>PLEASE do read the posting guide
>https://urldefense.proofpoint.com/v2/url?u=http-3A__www.R-2Dproject.org_posting-2Dguide.html&d=DwMFaQ&c=ODFT-G5SujMiGrKuoJJjVg&r=veMGHMCNZShld-KX-bIj4jRE_tP9ojUvB_Lqp0ieSdk&m=uucFFh4rZR34wAl-W854iMcjYtwQL9AF0bUtWXNd1rQ&s=vyr1qxeTCBubIC7Ora6AWijq6kMLQ0yomzD31wUGgfY&e=
>and provide commented, minimal, self-contained, reproducible code.
>
>______________________________________________
>mailto:[hidden email] mailing list -- To UNSUBSCRIBE and more, see
>https://urldefense.proofpoint.com/v2/url?u=https-3A__stat.ethz.ch_mailman_listinfo_r-2Dhelp&d=DwMFaQ&c=ODFT-G5SujMiGrKuoJJjVg&r=veMGHMCNZShld-KX-bIj4jRE_tP9ojUvB_Lqp0ieSdk&m=uucFFh4rZR34wAl-W854iMcjYtwQL9AF0bUtWXNd1rQ&s=B_9d6gWXu0q4UO6J41Ve_rNsdRdGpGychN2ABZzb3Z4&e=
>PLEASE do read the posting guide
>https://urldefense.proofpoint.com/v2/url?u=http-3A__www.R-2Dproject.org_posting-2Dguide.html&d=DwMFaQ&c=ODFT-G5SujMiGrKuoJJjVg&r=veMGHMCNZShld-KX-bIj4jRE_tP9ojUvB_Lqp0ieSdk&m=uucFFh4rZR34wAl-W854iMcjYtwQL9AF0bUtWXNd1rQ&s=vyr1qxeTCBubIC7Ora6AWijq6kMLQ0yomzD31wUGgfY&e=
>and provide commented, minimal, self-contained, reproducible code.

--
Sent from my phone. Please excuse my brevity.

______________________________________________
[hidden email] mailing list -- To UNSUBSCRIBE and more, see
https://stat.ethz.ch/mailman/listinfo/r-help

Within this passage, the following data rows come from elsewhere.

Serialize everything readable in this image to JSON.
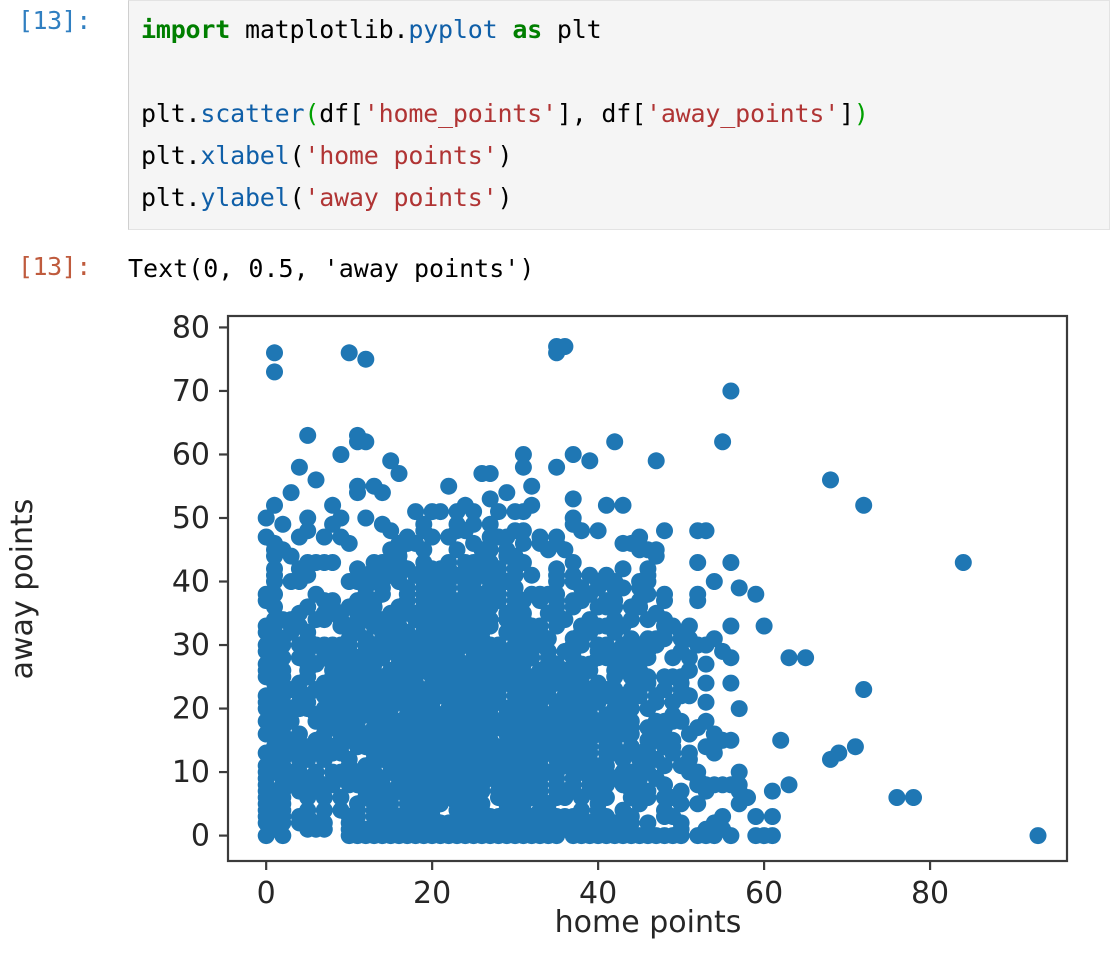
{
  "cell": {
    "input_prompt": "[13]:",
    "output_prompt": "[13]:",
    "code_lines": [
      "import matplotlib.pyplot as plt",
      "",
      "plt.scatter(df['home_points'], df['away_points'])",
      "plt.xlabel('home points')",
      "plt.ylabel('away points')"
    ],
    "code_tokens": {
      "l1_kw": "import",
      "l1_sp1": " ",
      "l1_mod_a": "matplotlib.",
      "l1_mod_b": "pyplot",
      "l1_sp2": " ",
      "l1_as": "as",
      "l1_sp3": " ",
      "l1_plt": "plt",
      "l3_plt": "plt.",
      "l3_fn": "scatter",
      "l3_open": "(",
      "l3_df1": "df[",
      "l3_s1": "'home_points'",
      "l3_mid": "], df[",
      "l3_s2": "'away_points'",
      "l3_close1": "]",
      "l3_close2": ")",
      "l4_plt": "plt.",
      "l4_fn": "xlabel",
      "l4_open": "(",
      "l4_s": "'home points'",
      "l4_close": ")",
      "l5_plt": "plt.",
      "l5_fn": "ylabel",
      "l5_open": "(",
      "l5_s": "'away points'",
      "l5_close": ")"
    },
    "output_text": "Text(0, 0.5, 'away points')"
  },
  "colors": {
    "input_prompt": "#307fc1",
    "output_prompt": "#bf5b3d",
    "cell_background": "#f5f5f5",
    "cell_border": "#e3e3e3",
    "marker": "#1f77b4",
    "axis": "#3b3b3b",
    "keyword": "#007f00",
    "function": "#0f5fa8",
    "string": "#b03434",
    "paren": "#00a000"
  },
  "chart_data": {
    "type": "scatter",
    "title": "",
    "xlabel": "home points",
    "ylabel": "away points",
    "xlim": [
      -4.6,
      96.5
    ],
    "ylim": [
      -4.0,
      81.8
    ],
    "xticks": [
      0,
      20,
      40,
      60,
      80
    ],
    "yticks": [
      0,
      10,
      20,
      30,
      40,
      50,
      60,
      70,
      80
    ],
    "xtick_labels": [
      "0",
      "20",
      "40",
      "60",
      "80"
    ],
    "ytick_labels": [
      "0",
      "10",
      "20",
      "30",
      "40",
      "50",
      "60",
      "70",
      "80"
    ],
    "grid": false,
    "legend": null,
    "marker_color": "#1f77b4",
    "marker_size": 17,
    "n_points": 2600,
    "description": "Dense scatter of home_points vs away_points. Bulk of mass between 0-60 on both axes with heavy saturation 5-50 home and 0-45 away. Strong pile-up along away=0 baseline across home 0-78. Sparse tail to the right. Notable outliers at approximately (84,43) and (93,0).",
    "notable_points": [
      [
        84,
        43
      ],
      [
        93,
        0
      ],
      [
        56,
        70
      ],
      [
        1,
        76
      ],
      [
        1,
        73
      ],
      [
        10,
        76
      ],
      [
        12,
        75
      ],
      [
        35,
        77
      ],
      [
        36,
        77
      ],
      [
        35,
        76
      ],
      [
        55,
        62
      ],
      [
        68,
        56
      ],
      [
        72,
        52
      ],
      [
        78,
        6
      ],
      [
        76,
        6
      ]
    ],
    "distribution_hint": {
      "x_mode": 27,
      "x_sd": 14,
      "y_mode": 24,
      "y_sd": 14,
      "baseline_fraction": 0.11,
      "x_max": 93,
      "y_max": 77
    }
  }
}
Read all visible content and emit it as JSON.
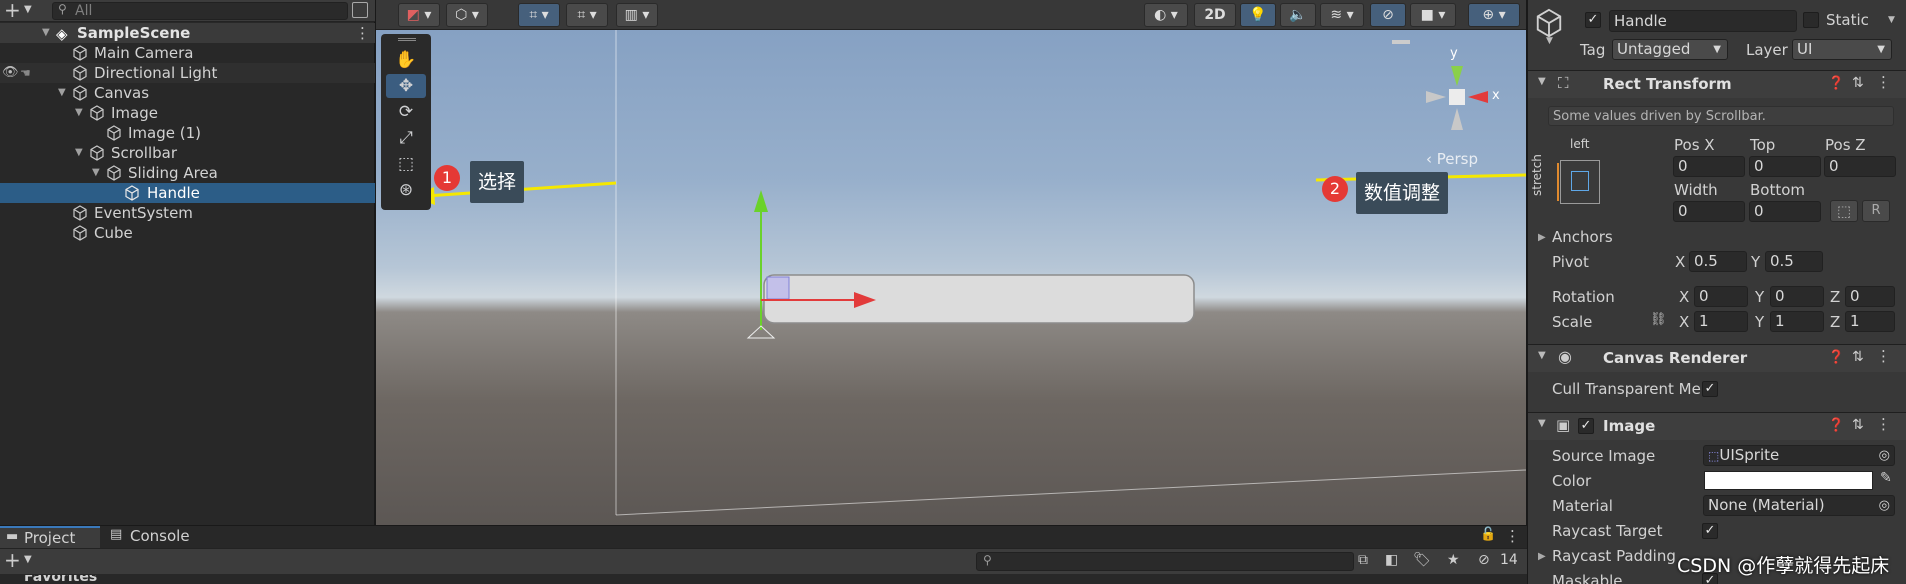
{
  "hierarchy": {
    "search_placeholder": "All",
    "items": [
      {
        "label": "SampleScene"
      },
      {
        "label": "Main Camera"
      },
      {
        "label": "Directional Light"
      },
      {
        "label": "Canvas"
      },
      {
        "label": "Image"
      },
      {
        "label": "Image (1)"
      },
      {
        "label": "Scrollbar"
      },
      {
        "label": "Sliding Area"
      },
      {
        "label": "Handle"
      },
      {
        "label": "EventSystem"
      },
      {
        "label": "Cube"
      }
    ]
  },
  "scene": {
    "btn_2d": "2D",
    "gizmo_y": "y",
    "gizmo_x": "x",
    "persp": "‹ Persp",
    "annotation1": {
      "num": "1",
      "text": "选择"
    },
    "annotation2": {
      "num": "2",
      "text": "数值调整"
    }
  },
  "inspector": {
    "name": "Handle",
    "static_label": "Static",
    "tag_label": "Tag",
    "tag_value": "Untagged",
    "layer_label": "Layer",
    "layer_value": "UI",
    "rect_title": "Rect Transform",
    "driven_note": "Some values driven by Scrollbar.",
    "anchor_top": "left",
    "anchor_side": "stretch",
    "pos_x_label": "Pos X",
    "pos_x": "0",
    "top_label": "Top",
    "top": "0",
    "pos_z_label": "Pos Z",
    "pos_z": "0",
    "width_label": "Width",
    "width": "0",
    "bottom_label": "Bottom",
    "bottom": "0",
    "r_btn": "R",
    "anchors_label": "Anchors",
    "pivot_label": "Pivot",
    "pivot_x": "0.5",
    "pivot_y": "0.5",
    "rotation_label": "Rotation",
    "rot_x": "0",
    "rot_y": "0",
    "rot_z": "0",
    "scale_label": "Scale",
    "scale_x": "1",
    "scale_y": "1",
    "scale_z": "1",
    "x": "X",
    "y": "Y",
    "z": "Z",
    "canvas_renderer_title": "Canvas Renderer",
    "cull_label": "Cull Transparent Me:",
    "image_title": "Image",
    "source_image_label": "Source Image",
    "source_image": "UISprite",
    "color_label": "Color",
    "material_label": "Material",
    "material": "None (Material)",
    "raycast_target_label": "Raycast Target",
    "raycast_padding_label": "Raycast Padding",
    "maskable_label": "Maskable",
    "check": "✓"
  },
  "bottom": {
    "project_tab": "Project",
    "console_tab": "Console",
    "favorites": "Favorites",
    "hidden_count": "14"
  },
  "watermark": "CSDN @作孽就得先起床",
  "colors": {
    "selection": "#2c5d87",
    "accent_on": "#46607c",
    "annotation_red": "#e53935",
    "arrow_yellow": "#f5e800"
  }
}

PLEASE do read the posting guide http://www.R-project.org/posting-guide.html
and provide commented, minimal, self-contained, reproducible code.